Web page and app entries
.....
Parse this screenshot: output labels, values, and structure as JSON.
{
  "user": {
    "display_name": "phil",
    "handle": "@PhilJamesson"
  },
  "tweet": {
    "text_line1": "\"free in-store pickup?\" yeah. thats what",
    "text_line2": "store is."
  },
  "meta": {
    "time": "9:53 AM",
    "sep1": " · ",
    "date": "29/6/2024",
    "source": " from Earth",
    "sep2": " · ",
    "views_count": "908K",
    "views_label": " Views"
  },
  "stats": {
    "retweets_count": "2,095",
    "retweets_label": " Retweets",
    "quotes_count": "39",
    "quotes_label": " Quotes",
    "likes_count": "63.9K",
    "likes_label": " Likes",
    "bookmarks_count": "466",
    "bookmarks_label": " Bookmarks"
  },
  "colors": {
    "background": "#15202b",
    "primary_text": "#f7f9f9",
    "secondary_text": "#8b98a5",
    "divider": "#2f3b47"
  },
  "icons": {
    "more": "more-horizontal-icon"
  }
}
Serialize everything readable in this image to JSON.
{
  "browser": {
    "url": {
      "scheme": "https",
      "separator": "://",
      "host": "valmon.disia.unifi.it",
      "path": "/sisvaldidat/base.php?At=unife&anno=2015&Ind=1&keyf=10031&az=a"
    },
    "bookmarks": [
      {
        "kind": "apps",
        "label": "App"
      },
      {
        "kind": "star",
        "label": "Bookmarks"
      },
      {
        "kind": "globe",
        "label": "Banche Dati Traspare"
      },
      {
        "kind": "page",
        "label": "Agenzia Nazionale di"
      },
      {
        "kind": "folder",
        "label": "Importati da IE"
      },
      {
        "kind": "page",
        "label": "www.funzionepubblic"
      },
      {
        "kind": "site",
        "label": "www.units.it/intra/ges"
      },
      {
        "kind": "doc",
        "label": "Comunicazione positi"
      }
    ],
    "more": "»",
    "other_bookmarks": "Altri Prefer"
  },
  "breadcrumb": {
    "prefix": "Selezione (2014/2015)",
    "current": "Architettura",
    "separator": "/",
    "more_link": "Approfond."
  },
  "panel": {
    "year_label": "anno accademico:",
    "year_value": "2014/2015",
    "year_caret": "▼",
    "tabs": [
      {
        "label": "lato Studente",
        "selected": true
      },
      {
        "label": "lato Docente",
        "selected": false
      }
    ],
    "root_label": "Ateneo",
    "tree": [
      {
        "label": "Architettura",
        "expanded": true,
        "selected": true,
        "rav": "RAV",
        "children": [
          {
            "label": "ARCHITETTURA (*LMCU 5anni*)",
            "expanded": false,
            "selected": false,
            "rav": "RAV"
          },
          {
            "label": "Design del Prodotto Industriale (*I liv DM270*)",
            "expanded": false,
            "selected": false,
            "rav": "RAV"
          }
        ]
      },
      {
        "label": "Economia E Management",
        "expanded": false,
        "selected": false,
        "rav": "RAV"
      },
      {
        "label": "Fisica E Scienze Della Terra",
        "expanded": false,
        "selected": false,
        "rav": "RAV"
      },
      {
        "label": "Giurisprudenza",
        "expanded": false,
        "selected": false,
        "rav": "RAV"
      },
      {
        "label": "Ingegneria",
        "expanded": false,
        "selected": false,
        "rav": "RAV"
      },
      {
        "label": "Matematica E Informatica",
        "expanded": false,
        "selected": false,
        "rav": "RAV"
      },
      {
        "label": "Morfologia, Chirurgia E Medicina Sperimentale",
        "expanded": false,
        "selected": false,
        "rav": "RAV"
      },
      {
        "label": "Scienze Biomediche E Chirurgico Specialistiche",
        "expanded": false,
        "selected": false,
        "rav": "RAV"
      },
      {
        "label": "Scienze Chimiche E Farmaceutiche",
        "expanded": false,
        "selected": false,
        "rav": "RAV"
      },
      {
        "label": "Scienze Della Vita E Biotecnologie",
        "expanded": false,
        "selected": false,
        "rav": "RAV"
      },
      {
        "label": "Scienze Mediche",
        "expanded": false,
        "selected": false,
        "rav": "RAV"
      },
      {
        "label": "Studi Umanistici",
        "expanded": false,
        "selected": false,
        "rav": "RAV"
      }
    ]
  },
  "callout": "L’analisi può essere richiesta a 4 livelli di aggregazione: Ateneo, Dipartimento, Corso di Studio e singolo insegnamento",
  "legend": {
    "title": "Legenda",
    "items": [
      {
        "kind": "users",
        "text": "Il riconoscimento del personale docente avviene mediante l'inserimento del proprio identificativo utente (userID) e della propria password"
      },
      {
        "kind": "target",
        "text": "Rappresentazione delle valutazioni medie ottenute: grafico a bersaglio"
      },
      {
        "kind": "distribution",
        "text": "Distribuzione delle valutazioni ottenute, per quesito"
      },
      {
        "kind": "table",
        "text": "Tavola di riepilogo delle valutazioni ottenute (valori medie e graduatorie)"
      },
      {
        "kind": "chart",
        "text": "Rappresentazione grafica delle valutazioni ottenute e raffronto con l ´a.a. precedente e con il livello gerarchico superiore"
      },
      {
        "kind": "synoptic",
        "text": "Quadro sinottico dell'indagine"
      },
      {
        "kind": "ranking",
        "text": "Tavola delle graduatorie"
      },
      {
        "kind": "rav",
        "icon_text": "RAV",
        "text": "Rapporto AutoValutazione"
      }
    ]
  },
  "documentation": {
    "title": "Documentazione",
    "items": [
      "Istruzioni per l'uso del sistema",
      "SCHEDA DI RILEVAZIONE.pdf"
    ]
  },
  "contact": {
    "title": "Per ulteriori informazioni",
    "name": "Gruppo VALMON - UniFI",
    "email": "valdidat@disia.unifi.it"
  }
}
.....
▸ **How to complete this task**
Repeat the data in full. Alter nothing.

▸ **Answer section**
Parse this screenshot: output labels, values, and structure as JSON.
{
  "user": {
    "display_name": "phil",
    "handle": "@PhilJamesson"
  },
  "tweet": {
    "text_line1": "\"free in-store pickup?\" yeah. thats what",
    "text_line2": "store is."
  },
  "meta": {
    "time": "9:53 AM",
    "sep1": " · ",
    "date": "29/6/2024",
    "source": " from Earth",
    "sep2": " · ",
    "views_count": "908K",
    "views_label": " Views"
  },
  "stats": {
    "retweets_count": "2,095",
    "retweets_label": " Retweets",
    "quotes_count": "39",
    "quotes_label": " Quotes",
    "likes_count": "63.9K",
    "likes_label": " Likes",
    "bookmarks_count": "466",
    "bookmarks_label": " Bookmarks"
  },
  "colors": {
    "background": "#15202b",
    "primary_text": "#f7f9f9",
    "secondary_text": "#8b98a5",
    "divider": "#2f3b47"
  },
  "icons": {
    "more": "more-horizontal-icon"
  }
}
Serialize everything readable in this image to JSON.
{
  "browser": {
    "url": {
      "scheme": "https",
      "separator": "://",
      "host": "valmon.disia.unifi.it",
      "path": "/sisvaldidat/base.php?At=unife&anno=2015&Ind=1&keyf=10031&az=a"
    },
    "bookmarks": [
      {
        "kind": "apps",
        "label": "App"
      },
      {
        "kind": "star",
        "label": "Bookmarks"
      },
      {
        "kind": "globe",
        "label": "Banche Dati Traspare"
      },
      {
        "kind": "page",
        "label": "Agenzia Nazionale di"
      },
      {
        "kind": "folder",
        "label": "Importati da IE"
      },
      {
        "kind": "page",
        "label": "www.funzionepubblic"
      },
      {
        "kind": "site",
        "label": "www.units.it/intra/ges"
      },
      {
        "kind": "doc",
        "label": "Comunicazione positi"
      }
    ],
    "more": "»",
    "other_bookmarks": "Altri Prefer"
  },
  "breadcrumb": {
    "prefix": "Selezione (2014/2015)",
    "current": "Architettura",
    "separator": "/",
    "more_link": "Approfond."
  },
  "panel": {
    "year_label": "anno accademico:",
    "year_value": "2014/2015",
    "year_caret": "▼",
    "tabs": [
      {
        "label": "lato Studente",
        "selected": true
      },
      {
        "label": "lato Docente",
        "selected": false
      }
    ],
    "root_label": "Ateneo",
    "tree": [
      {
        "label": "Architettura",
        "expanded": true,
        "selected": true,
        "rav": "RAV",
        "children": [
          {
            "label": "ARCHITETTURA (*LMCU 5anni*)",
            "expanded": false,
            "selected": false,
            "rav": "RAV"
          },
          {
            "label": "Design del Prodotto Industriale (*I liv DM270*)",
            "expanded": false,
            "selected": false,
            "rav": "RAV"
          }
        ]
      },
      {
        "label": "Economia E Management",
        "expanded": false,
        "selected": false,
        "rav": "RAV"
      },
      {
        "label": "Fisica E Scienze Della Terra",
        "expanded": false,
        "selected": false,
        "rav": "RAV"
      },
      {
        "label": "Giurisprudenza",
        "expanded": false,
        "selected": false,
        "rav": "RAV"
      },
      {
        "label": "Ingegneria",
        "expanded": false,
        "selected": false,
        "rav": "RAV"
      },
      {
        "label": "Matematica E Informatica",
        "expanded": false,
        "selected": false,
        "rav": "RAV"
      },
      {
        "label": "Morfologia, Chirurgia E Medicina Sperimentale",
        "expanded": false,
        "selected": false,
        "rav": "RAV"
      },
      {
        "label": "Scienze Biomediche E Chirurgico Specialistiche",
        "expanded": false,
        "selected": false,
        "rav": "RAV"
      },
      {
        "label": "Scienze Chimiche E Farmaceutiche",
        "expanded": false,
        "selected": false,
        "rav": "RAV"
      },
      {
        "label": "Scienze Della Vita E Biotecnologie",
        "expanded": false,
        "selected": false,
        "rav": "RAV"
      },
      {
        "label": "Scienze Mediche",
        "expanded": false,
        "selected": false,
        "rav": "RAV"
      },
      {
        "label": "Studi Umanistici",
        "expanded": false,
        "selected": false,
        "rav": "RAV"
      }
    ]
  },
  "callout": "L’analisi può essere richiesta a 4 livelli di aggregazione: Ateneo, Dipartimento, Corso di Studio e singolo insegnamento",
  "legend": {
    "title": "Legenda",
    "items": [
      {
        "kind": "users",
        "text": "Il riconoscimento del personale docente avviene mediante l'inserimento del proprio identificativo utente (userID) e della propria password"
      },
      {
        "kind": "target",
        "text": "Rappresentazione delle valutazioni medie ottenute: grafico a bersaglio"
      },
      {
        "kind": "distribution",
        "text": "Distribuzione delle valutazioni ottenute, per quesito"
      },
      {
        "kind": "table",
        "text": "Tavola di riepilogo delle valutazioni ottenute (valori medie e graduatorie)"
      },
      {
        "kind": "chart",
        "text": "Rappresentazione grafica delle valutazioni ottenute e raffronto con l ´a.a. precedente e con il livello gerarchico superiore"
      },
      {
        "kind": "synoptic",
        "text": "Quadro sinottico dell'indagine"
      },
      {
        "kind": "ranking",
        "text": "Tavola delle graduatorie"
      },
      {
        "kind": "rav",
        "icon_text": "RAV",
        "text": "Rapporto AutoValutazione"
      }
    ]
  },
  "documentation": {
    "title": "Documentazione",
    "items": [
      "Istruzioni per l'uso del sistema",
      "SCHEDA DI RILEVAZIONE.pdf"
    ]
  },
  "contact": {
    "title": "Per ulteriori informazioni",
    "name": "Gruppo VALMON - UniFI",
    "email": "valdidat@disia.unifi.it"
  }
}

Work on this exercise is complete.